“Each session will be between 60 and 80 minutes long, and in that time a player may have between 400 and 500 shots. So if you do that once a week, you’re probably having almost 20,000 extra practice shots over a season. And I believe that works – good habits become natural habits.”
Those habits are, again, part physical and part mental. The physical action becomes second nature through muscle memory, but just as important is that players believe that it is working. Whether or not a particular training drill has any meaningful impact on performance is clearly important, but just as crucial is that a player believes it is making a difference. Either a session goes well and confidence is brimming, or it goes less well and they are re-energised to perfect it next time.
For strikers, confidence is everything because perfection is impossible. You will miss chances. You will go through spells where you miss more chances than normal and those spells will increase the pressure from your teammates, manager, supporters, media and, most importantly, yourself.
Chickelday himself names Kane as an example of a player who has an unerring ability to put missed chances out of his mind; he believes that is one of the greatest weapons in goalscoring prolificacy.
“We call it ‘resetting’ and we work on how quickly we can reset mentally after a missed chance,” he says. “When a striker misses a chance, it has to have gone. There is nothing that is going to let you get that chance back, so you must reset your mind and go in search of that next opportunity.
“That is often the hardest part of the game for strikers, particularly if they have missed a good chance in a tight match. You have to work on techniques that allow you to push it away and be totally prepared to make the best of the next one.”
When I ask for the most important asset of an in-form striker, he smiles and says that “finishing isn’t just finishing”. Speak to all of the best strikers, and they will discuss the importance of their movement.

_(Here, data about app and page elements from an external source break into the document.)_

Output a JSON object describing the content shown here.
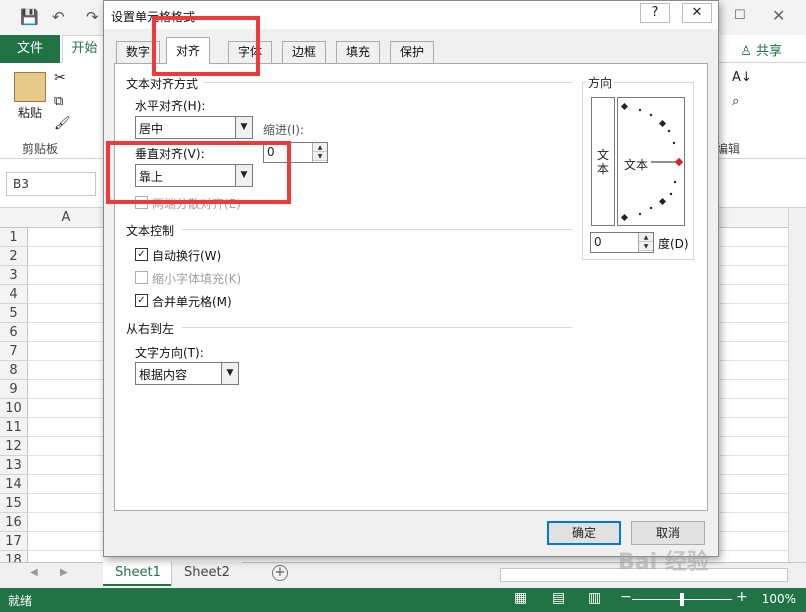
{
  "excel": {
    "ribbon_tabs": {
      "file": "文件",
      "home": "开始"
    },
    "share": "共享",
    "groups": {
      "clipboard": "剪贴板",
      "editing": "编辑"
    },
    "paste": "粘贴",
    "name_box": "B3",
    "column": "A",
    "rows": [
      "1",
      "2",
      "3",
      "4",
      "5",
      "6",
      "7",
      "8",
      "9",
      "10",
      "11",
      "12",
      "13",
      "14",
      "15",
      "16",
      "17",
      "18"
    ],
    "sheets": [
      "Sheet1",
      "Sheet2"
    ],
    "status": "就绪",
    "zoom": "100%",
    "accent_color": "#217346"
  },
  "dialog": {
    "title": "设置单元格格式",
    "help": "?",
    "tabs": [
      "数字",
      "对齐",
      "字体",
      "边框",
      "填充",
      "保护"
    ],
    "active_tab": "对齐",
    "alignment": {
      "section": "文本对齐方式",
      "horizontal_label": "水平对齐(H):",
      "horizontal_value": "居中",
      "indent_label": "缩进(I):",
      "indent_value": "0",
      "vertical_label": "垂直对齐(V):",
      "vertical_value": "靠上",
      "distributed_label": "两端分散对齐(E)"
    },
    "text_control": {
      "section": "文本控制",
      "wrap": "自动换行(W)",
      "shrink": "缩小字体填充(K)",
      "merge": "合并单元格(M)"
    },
    "rtl": {
      "section": "从右到左",
      "direction_label": "文字方向(T):",
      "direction_value": "根据内容"
    },
    "orientation": {
      "section": "方向",
      "vertical_text": "文本",
      "dial_text": "文本",
      "degrees_value": "0",
      "degrees_label": "度(D)"
    },
    "ok": "确定",
    "cancel": "取消"
  },
  "watermark": "Bai 经验"
}
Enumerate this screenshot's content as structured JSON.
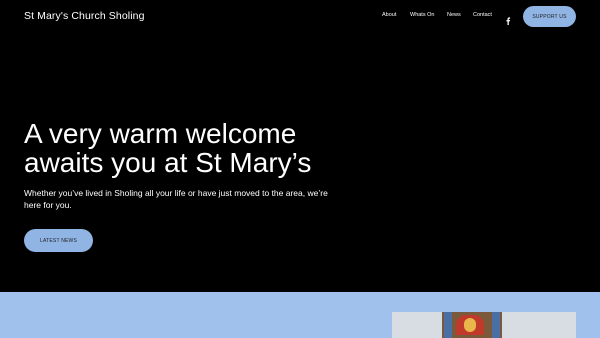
{
  "header": {
    "site_title": "St Mary's Church Sholing",
    "nav": [
      "About",
      "Whats On",
      "News",
      "Contact"
    ],
    "facebook_icon": "facebook-icon",
    "support_label": "SUPPORT US"
  },
  "hero": {
    "headline": "A very warm welcome awaits you at St Mary’s",
    "subtext": "Whether you’ve lived in Sholing all your life or have just moved to the area, we’re here for you.",
    "news_label": "LATEST NEWS"
  },
  "colors": {
    "background": "#000000",
    "accent_button": "#90b4e4",
    "lower_section": "#9fc1ec"
  }
}
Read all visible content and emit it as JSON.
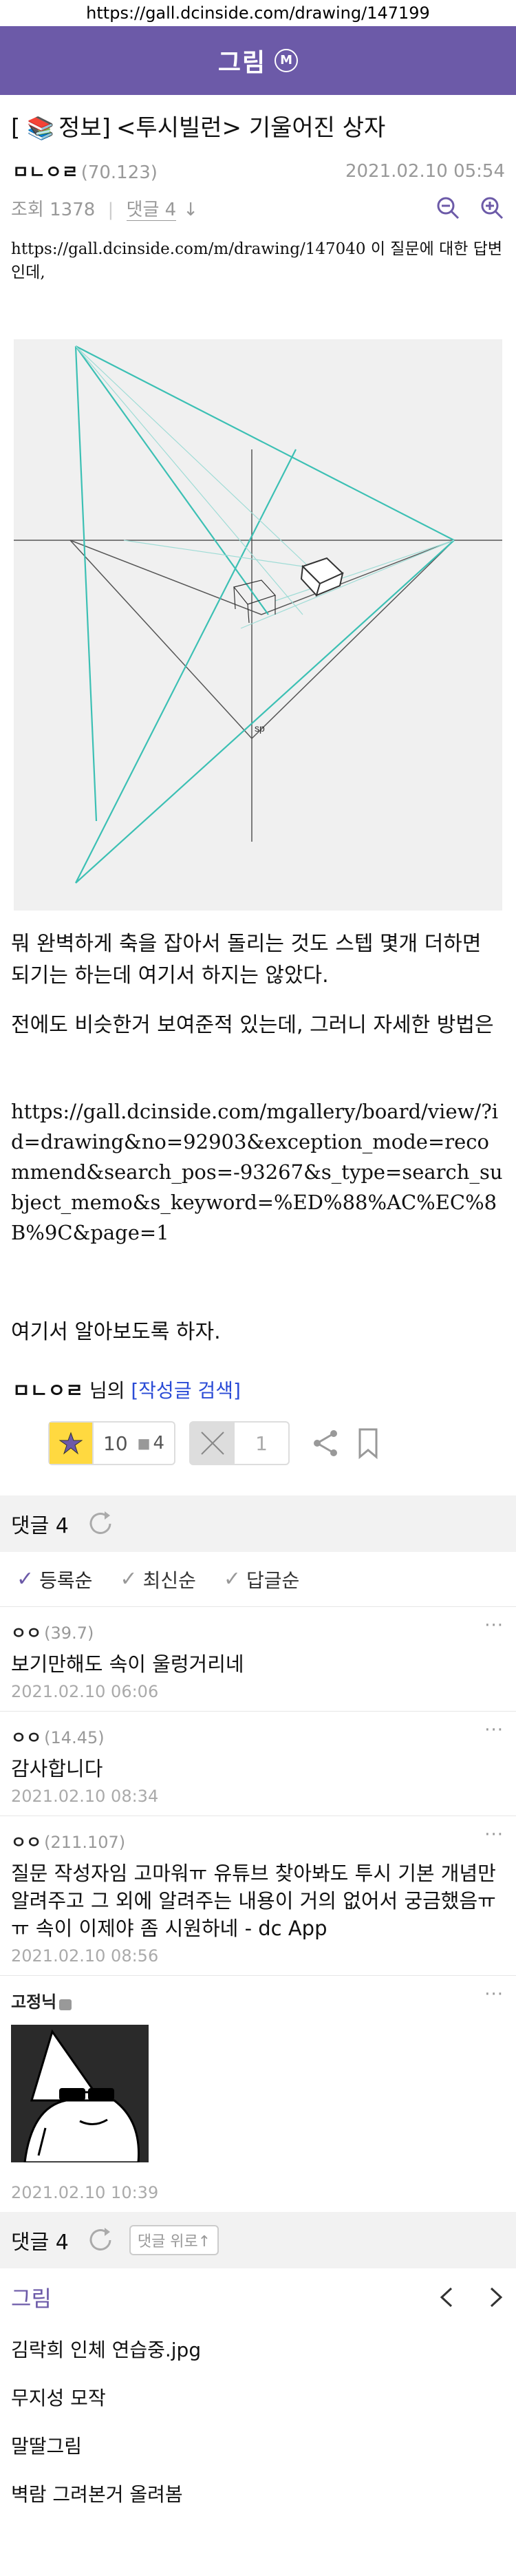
{
  "browser": {
    "url": "https://gall.dcinside.com/drawing/147199"
  },
  "header": {
    "title": "그림",
    "badge": "M"
  },
  "post": {
    "category": "[",
    "category_label": "정보]",
    "title": "<투시빌런> 기울어진 상자",
    "author": "ㅁㄴㅇㄹ",
    "author_ip": "(70.123)",
    "date": "2021.02.10 05:54",
    "views": "조회 1378",
    "comments_label": "댓글 4",
    "intro": "https://gall.dcinside.com/m/drawing/147040 이 질문에 대한 답변인데,",
    "para1": "뭐 완벽하게 축을 잡아서 돌리는 것도 스텝 몇개 더하면 되기는 하는데 여기서 하지는 않았다.",
    "para2": "전에도 비슷한거 보여준적 있는데, 그러니 자세한 방법은",
    "url2": "https://gall.dcinside.com/mgallery/board/view/?id=drawing&no=92903&exception_mode=recommend&search_pos=-93267&s_type=search_subject_memo&s_keyword=%ED%88%AC%EC%8B%9C&page=1",
    "para3": "여기서 알아보도록 하자.",
    "figure_label": "sp",
    "byline_author": "ㅁㄴㅇㄹ",
    "byline_mid": " 님의 ",
    "byline_link": "[작성글 검색]"
  },
  "reactions": {
    "recommend": "10",
    "fixed_recommend": "4",
    "non_recommend": "1"
  },
  "comments_bar": {
    "label": "댓글 4"
  },
  "sort": {
    "opt1": "등록순",
    "opt2": "최신순",
    "opt3": "답글순"
  },
  "comments": [
    {
      "nick": "ㅇㅇ",
      "ip": "(39.7)",
      "text": "보기만해도 속이 울렁거리네",
      "date": "2021.02.10 06:06"
    },
    {
      "nick": "ㅇㅇ",
      "ip": "(14.45)",
      "text": "감사합니다",
      "date": "2021.02.10 08:34"
    },
    {
      "nick": "ㅇㅇ",
      "ip": "(211.107)",
      "text": "질문 작성자임 고마워ㅠ 유튜브 찾아봐도 투시 기본 개념만 알려주고 그 외에 알려주는 내용이 거의 없어서 궁금했음ㅠㅠ 속이 이제야 좀 시원하네 - dc App",
      "date": "2021.02.10 08:56"
    },
    {
      "nick": "고정닉",
      "ip": "",
      "text": "",
      "date": "2021.02.10 10:39"
    }
  ],
  "bottom_bar": {
    "label": "댓글 4",
    "up": "댓글 위로↑"
  },
  "board": {
    "name": "그림"
  },
  "related": [
    "김락희 인체 연습중.jpg",
    "무지성 모작",
    "말딸그림",
    "벽람 그려본거 올려봄"
  ],
  "dots": "···",
  "colors": {
    "brand": "#6c5aa8",
    "link": "#2a4bd6",
    "cyan": "#3cc0b4"
  }
}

When still at Tottenham in 1989, Gary Lineker was asked how he was always in the right place at the right time. His reply: “Be in the right place all of the time”. The better your movement, the better your chances and the more of them you get.

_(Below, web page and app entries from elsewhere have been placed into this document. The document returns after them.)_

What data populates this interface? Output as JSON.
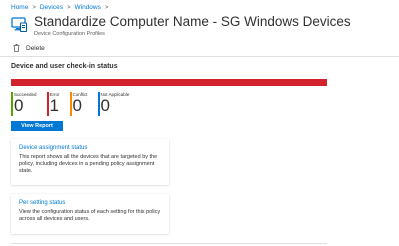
{
  "breadcrumb": {
    "items": [
      "Home",
      "Devices",
      "Windows"
    ],
    "separator": ">"
  },
  "header": {
    "title": "Standardize Computer Name - SG Windows Devices",
    "subtitle": "Device Configuration Profiles",
    "icon": "device-config-icon"
  },
  "toolbar": {
    "delete_label": "Delete",
    "delete_icon": "trash-icon"
  },
  "section": {
    "title": "Device and user check-in status"
  },
  "status_bar": {
    "color": "#d1222d"
  },
  "counts": [
    {
      "label": "Succeeded",
      "value": "0",
      "color": "#57a300"
    },
    {
      "label": "Error",
      "value": "1",
      "color": "#d1222d"
    },
    {
      "label": "Conflict",
      "value": "0",
      "color": "#ff8c00"
    },
    {
      "label": "Not Applicable",
      "value": "0",
      "color": "#0078d4"
    }
  ],
  "view_report_label": "View Report",
  "cards": [
    {
      "link": "Device assignment status",
      "description": "This report shows all the devices that are targeted by the policy, including devices in a pending policy assignment state."
    },
    {
      "link": "Per setting status",
      "description": "View the configuration status of each setting for this policy across all devices and users."
    }
  ],
  "colors": {
    "accent": "#0078d4",
    "error": "#d1222d"
  }
}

“It’s never just the final shot but the touch and the movement that gets you there,” Chickelday says. Spatial awareness is the most important part of forward play, because if you get that right, every time you receive the ball you will have a little more time, and time means a greater opportunity to execute a finish.
“We work on spatial awareness, identifying space and delaying movement. When you have low confidence, that spatial awareness can drop because you go to extremes – either too desperate or deflated. That comes back to the resetting and the resetting comes back to the confidence in your repetition. It’s all linked.”
We are talking about marginal improvement here. No coach is promising that pure repetition can transform a career and promote a player through the leagues or get them their dream move. But at every level, players are looking to get the edge.
Goals are the most precious currency in organised sport; they would be foolish not to. The stakes, pressure, impatience, money – it all keeps increasing. You can see why strikers at every level might employ someone to try and make them even only a fraction better or more efficient.
“It’s the smaller details that make the big difference,” Chickelday says. “A goal is everything, it can be the ultimate difference-maker. The strikers who can cope with that pressure are the ones that will get the moves they want. I always say to the forwards I work with in lower leagues: ‘If you get your numbers up, that’s potentially a move’. Every club you speak to is looking for a goalscorer. They always will be.”